Records shown Block Start

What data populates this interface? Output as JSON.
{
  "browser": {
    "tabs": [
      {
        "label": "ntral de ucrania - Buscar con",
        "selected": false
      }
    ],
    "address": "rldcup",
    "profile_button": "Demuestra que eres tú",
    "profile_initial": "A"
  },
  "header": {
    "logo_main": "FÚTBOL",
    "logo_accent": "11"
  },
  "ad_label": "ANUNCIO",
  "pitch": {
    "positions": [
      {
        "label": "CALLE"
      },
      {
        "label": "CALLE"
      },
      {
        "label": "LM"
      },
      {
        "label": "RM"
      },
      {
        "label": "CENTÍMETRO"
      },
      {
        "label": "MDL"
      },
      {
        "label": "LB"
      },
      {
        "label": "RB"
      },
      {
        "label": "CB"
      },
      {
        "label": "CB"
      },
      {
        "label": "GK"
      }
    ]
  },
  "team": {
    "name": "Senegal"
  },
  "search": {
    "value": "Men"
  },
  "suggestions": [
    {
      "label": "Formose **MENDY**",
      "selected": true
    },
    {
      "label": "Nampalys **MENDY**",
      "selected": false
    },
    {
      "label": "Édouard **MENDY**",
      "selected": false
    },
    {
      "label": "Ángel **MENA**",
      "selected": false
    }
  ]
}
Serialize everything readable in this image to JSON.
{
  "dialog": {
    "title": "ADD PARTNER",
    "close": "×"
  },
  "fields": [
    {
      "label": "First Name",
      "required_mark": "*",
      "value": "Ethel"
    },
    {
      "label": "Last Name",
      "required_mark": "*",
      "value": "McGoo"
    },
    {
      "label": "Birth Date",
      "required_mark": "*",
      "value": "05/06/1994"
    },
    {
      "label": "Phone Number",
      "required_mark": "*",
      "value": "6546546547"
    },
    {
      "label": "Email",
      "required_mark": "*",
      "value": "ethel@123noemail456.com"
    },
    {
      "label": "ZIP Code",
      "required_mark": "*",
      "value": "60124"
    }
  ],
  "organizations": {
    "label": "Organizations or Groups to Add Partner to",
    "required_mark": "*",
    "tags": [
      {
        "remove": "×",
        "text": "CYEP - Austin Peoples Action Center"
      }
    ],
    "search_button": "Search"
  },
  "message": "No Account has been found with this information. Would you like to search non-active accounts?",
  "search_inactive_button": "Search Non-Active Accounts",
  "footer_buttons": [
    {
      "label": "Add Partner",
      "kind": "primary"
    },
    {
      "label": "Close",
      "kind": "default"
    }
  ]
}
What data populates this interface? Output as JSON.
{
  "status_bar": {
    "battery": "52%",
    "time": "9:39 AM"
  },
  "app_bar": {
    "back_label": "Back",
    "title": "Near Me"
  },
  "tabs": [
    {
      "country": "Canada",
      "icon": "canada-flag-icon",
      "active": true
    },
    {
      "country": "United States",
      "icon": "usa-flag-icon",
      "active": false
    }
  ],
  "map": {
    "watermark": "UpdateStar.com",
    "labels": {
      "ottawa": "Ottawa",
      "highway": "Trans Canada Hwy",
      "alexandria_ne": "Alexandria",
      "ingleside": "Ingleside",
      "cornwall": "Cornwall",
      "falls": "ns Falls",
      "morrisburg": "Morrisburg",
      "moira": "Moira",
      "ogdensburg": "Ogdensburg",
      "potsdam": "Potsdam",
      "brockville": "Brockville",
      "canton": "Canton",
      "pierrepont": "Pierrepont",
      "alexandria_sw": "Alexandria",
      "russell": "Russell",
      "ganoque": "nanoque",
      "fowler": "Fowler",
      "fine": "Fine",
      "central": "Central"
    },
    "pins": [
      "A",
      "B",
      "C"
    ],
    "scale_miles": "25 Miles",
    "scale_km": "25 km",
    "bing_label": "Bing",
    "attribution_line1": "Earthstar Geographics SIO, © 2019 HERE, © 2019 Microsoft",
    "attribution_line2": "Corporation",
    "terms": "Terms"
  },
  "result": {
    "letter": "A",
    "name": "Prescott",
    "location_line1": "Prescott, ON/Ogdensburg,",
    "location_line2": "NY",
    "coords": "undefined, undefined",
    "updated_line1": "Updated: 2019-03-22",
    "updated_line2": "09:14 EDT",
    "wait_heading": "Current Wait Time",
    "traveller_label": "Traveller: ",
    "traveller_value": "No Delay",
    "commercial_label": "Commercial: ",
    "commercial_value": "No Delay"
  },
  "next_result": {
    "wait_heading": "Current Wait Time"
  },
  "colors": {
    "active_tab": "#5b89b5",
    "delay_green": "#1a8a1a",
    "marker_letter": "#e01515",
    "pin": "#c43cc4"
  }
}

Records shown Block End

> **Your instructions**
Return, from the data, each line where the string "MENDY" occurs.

> **Solution to this task**
      "label": "Formose **MENDY**",
      "label": "Nampalys **MENDY**",
      "label": "Édouard **MENDY**",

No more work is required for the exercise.